"Nah," he said, apparently coming to a decision. In a single movement, he slammed his sword into the stone where the Shaman had lain prone. I say had lain prone, because the sword cleaved into the rock instead of the Goblin. A shimmering after-image slowly faded into mist. Apparently the Shaman had managed some kind of illusion spell to sneak off.
The other Goblins hadn't been so prepared—the panic-stricken creatures had little time to process before the sword was ripped from the stone and sent whirling into the group. A dozen were killed in a single swing. Before the others could run, I unsheathed the sword and danced into the fleeing greenskins. My blade carved into the throat of one, then whirled into the chest of the other. A fountain of blood flowed from a dozen corpses into the sword. I was the center of a vortex of red mist.
In moments, it was over. The twenty or so Goblins were desiccated corpses on the cave floor.
"Blood, delicious, delicious, mmmhhhmmm..." purred the blade.
"Why did you kill them?" I asked Gitlog. "We're trying to not be noticed. Won't killing a patrol of Goblins call attention to us?"
Gitlog turned on me casually, again fingering his sword. "Goblins not work that way. Caves dangerous, Goblins die all da time. Those," he flicked his head towards the dead bodies, "were barely worth bein' called Goblin. Only strong matter." He started to turn away, then stopped. "The Shaman was pretty good though."
"Is it alright that he got away? Shouldn't we try to track him?" I asked.
"Nah," he said dismissively. "That Shaman prolly miles way. That tele...telep..."
"Teleportation spell?" I asked, surprised.
"Yeah! Only strong can use, but dey go back to base. Can't track em'."
"Where I come from, teleportation magic is incredibly uncommon. Maybe one in a hundred mages can manage it." I wondered if it were a special ability the shamans were given.
We continued down the tunnel, eventually coming to see a rising structure in the distance. I stopped where I stood; a castle made from black stone stood in a small clearing. While it was small, it was definitely a castle. Two small towers overlooked the clearing approaching the fortification. At its center was a manor bespoke with carvings and gargoyles. Most petty lords back in the Empire wouldn't have anything this advanced.

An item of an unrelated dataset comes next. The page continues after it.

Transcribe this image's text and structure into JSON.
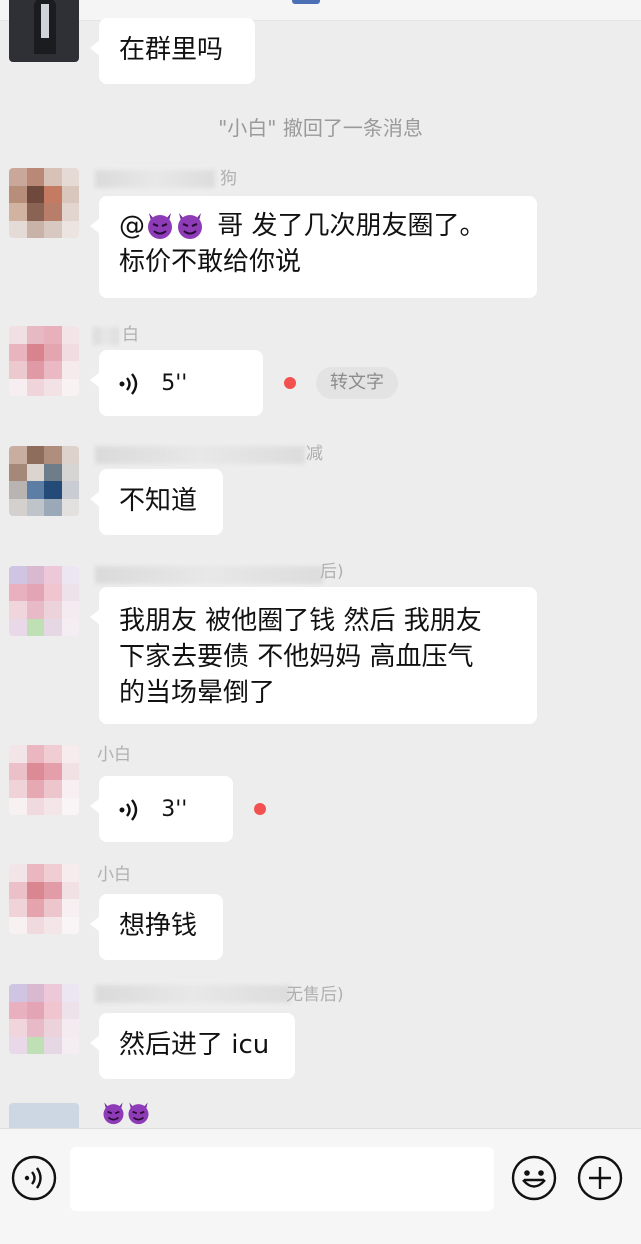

That settled it, if every chief had something like this, the Empire would never be able to root out the Goblins in this cave system.
Gitlog turned and said, "Welcome home humie. Castle Gitlog!"